◆ DATA SHOWN ◆
==========
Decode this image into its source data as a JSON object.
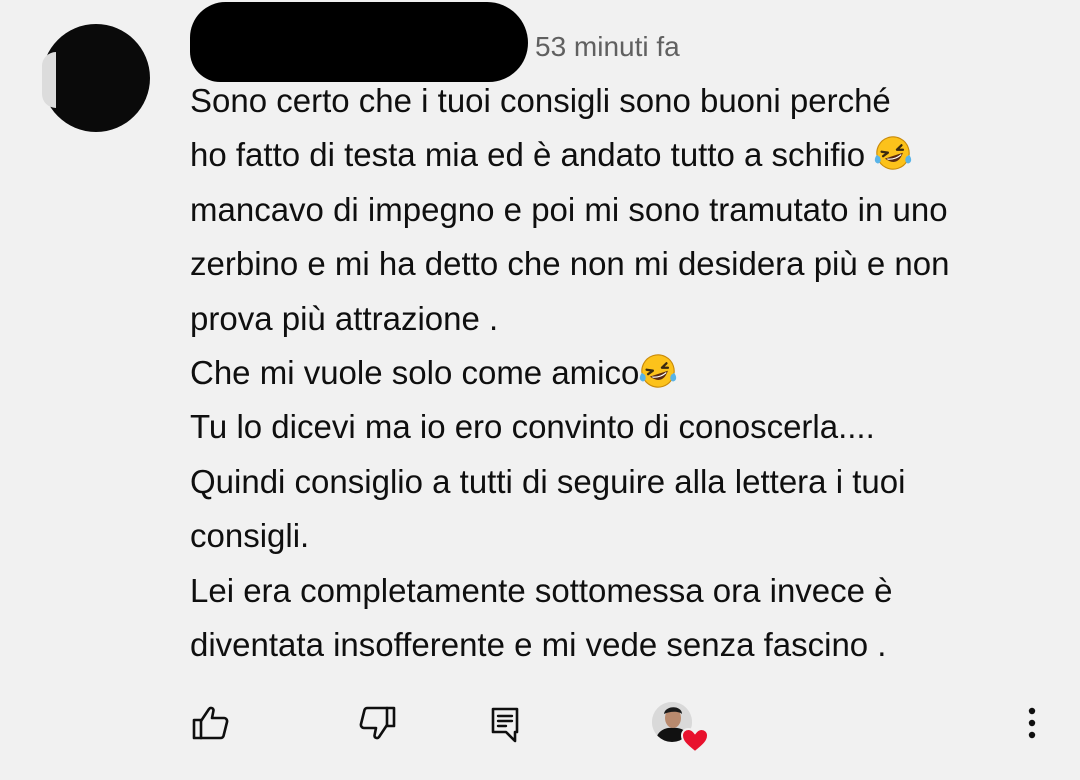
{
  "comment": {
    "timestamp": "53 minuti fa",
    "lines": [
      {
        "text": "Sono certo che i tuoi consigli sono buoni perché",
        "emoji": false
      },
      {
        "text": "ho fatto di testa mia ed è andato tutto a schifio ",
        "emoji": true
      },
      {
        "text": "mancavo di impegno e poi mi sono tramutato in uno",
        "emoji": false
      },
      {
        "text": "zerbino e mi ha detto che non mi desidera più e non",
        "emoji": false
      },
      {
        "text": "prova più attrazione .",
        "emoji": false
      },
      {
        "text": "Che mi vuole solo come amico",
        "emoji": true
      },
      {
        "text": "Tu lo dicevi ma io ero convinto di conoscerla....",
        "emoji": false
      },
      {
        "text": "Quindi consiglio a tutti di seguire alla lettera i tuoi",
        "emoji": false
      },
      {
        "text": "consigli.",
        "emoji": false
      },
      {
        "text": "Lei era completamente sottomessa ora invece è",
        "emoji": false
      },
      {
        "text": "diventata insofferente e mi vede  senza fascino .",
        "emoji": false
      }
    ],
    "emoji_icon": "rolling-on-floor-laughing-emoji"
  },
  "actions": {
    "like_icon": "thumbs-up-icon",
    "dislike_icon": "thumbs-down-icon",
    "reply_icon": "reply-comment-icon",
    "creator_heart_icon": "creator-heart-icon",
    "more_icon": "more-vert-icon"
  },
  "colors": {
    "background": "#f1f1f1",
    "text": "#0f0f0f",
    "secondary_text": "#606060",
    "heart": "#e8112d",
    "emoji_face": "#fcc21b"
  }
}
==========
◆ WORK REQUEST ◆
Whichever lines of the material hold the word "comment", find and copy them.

◆ FINAL ANSWER ◆
  "comment": {
    "reply_icon": "reply-comment-icon",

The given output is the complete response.